- [WHAT IS BEING ASKED] Tally the lines in the entries below where the string "this" occurs. Reply with the total alone.

*** Opening RECORDS SUPPLIED ***

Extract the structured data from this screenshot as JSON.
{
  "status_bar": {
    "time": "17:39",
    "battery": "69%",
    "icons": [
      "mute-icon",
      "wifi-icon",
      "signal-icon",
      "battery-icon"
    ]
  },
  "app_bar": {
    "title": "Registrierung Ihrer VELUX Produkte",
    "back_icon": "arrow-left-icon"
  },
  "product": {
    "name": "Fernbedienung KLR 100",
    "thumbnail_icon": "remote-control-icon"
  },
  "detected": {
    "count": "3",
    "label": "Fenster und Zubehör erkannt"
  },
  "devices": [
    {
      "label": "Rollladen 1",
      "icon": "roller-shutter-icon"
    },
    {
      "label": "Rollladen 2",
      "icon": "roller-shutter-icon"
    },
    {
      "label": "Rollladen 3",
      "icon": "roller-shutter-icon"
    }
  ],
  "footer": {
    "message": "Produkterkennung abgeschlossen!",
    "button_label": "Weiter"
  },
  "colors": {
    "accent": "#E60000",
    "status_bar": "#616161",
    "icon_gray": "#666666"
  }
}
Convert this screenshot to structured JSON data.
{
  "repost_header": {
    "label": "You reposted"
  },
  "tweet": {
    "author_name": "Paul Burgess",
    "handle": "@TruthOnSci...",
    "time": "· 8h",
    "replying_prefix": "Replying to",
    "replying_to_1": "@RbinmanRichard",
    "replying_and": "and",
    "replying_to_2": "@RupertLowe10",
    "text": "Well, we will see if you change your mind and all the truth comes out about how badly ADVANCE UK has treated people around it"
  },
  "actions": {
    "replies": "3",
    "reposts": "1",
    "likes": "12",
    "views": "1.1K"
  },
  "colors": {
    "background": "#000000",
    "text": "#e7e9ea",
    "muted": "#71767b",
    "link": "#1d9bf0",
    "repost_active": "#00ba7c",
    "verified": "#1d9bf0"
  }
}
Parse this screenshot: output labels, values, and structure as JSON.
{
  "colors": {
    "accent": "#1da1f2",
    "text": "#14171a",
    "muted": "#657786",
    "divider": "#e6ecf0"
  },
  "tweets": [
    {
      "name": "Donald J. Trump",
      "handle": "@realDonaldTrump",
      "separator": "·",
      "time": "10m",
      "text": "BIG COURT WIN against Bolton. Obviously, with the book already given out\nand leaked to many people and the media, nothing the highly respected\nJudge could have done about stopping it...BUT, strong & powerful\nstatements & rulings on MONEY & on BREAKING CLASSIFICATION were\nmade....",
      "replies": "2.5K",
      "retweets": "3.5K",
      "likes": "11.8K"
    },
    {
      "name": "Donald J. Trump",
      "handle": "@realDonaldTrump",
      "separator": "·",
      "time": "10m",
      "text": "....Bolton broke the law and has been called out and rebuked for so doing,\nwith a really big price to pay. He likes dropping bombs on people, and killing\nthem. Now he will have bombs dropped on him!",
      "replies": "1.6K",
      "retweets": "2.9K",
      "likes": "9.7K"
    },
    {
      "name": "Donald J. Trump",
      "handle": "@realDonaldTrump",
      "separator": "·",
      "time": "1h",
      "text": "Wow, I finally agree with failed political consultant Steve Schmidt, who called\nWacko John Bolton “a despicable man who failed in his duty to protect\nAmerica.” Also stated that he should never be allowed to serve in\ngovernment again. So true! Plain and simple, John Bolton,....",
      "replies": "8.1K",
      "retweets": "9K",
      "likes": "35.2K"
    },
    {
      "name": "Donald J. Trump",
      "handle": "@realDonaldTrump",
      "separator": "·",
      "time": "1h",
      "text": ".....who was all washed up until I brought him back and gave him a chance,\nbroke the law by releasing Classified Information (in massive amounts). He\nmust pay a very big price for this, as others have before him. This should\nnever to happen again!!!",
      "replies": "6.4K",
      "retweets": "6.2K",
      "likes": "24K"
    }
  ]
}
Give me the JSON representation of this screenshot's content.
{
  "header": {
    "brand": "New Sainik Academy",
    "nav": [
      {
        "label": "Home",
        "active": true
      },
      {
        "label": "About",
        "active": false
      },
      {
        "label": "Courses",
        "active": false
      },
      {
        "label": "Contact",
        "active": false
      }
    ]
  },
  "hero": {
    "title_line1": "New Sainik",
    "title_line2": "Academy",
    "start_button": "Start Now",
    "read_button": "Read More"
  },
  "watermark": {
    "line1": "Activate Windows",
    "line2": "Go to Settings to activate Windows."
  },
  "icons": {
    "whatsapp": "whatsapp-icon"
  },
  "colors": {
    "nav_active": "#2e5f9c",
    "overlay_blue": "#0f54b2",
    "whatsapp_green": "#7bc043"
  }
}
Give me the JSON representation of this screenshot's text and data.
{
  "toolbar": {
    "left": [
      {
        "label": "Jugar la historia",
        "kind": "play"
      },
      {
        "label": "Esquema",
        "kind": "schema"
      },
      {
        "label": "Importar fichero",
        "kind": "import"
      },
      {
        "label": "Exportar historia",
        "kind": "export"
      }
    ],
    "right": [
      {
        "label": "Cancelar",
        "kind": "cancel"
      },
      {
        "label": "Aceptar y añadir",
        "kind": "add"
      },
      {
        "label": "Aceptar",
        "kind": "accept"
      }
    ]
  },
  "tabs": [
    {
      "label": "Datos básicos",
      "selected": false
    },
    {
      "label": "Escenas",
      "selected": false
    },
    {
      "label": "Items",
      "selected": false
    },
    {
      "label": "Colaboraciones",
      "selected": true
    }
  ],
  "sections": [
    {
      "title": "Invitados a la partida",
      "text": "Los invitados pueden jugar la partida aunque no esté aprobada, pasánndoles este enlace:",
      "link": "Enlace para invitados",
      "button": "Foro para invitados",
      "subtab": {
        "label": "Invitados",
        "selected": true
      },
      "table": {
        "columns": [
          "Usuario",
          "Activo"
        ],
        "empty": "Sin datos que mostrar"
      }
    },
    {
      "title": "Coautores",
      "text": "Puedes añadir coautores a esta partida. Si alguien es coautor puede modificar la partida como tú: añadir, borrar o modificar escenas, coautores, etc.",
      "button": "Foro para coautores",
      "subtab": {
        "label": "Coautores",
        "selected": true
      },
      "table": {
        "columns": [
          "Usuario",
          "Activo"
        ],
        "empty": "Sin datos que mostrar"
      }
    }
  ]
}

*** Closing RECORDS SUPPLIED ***

- [RESPONSE] 6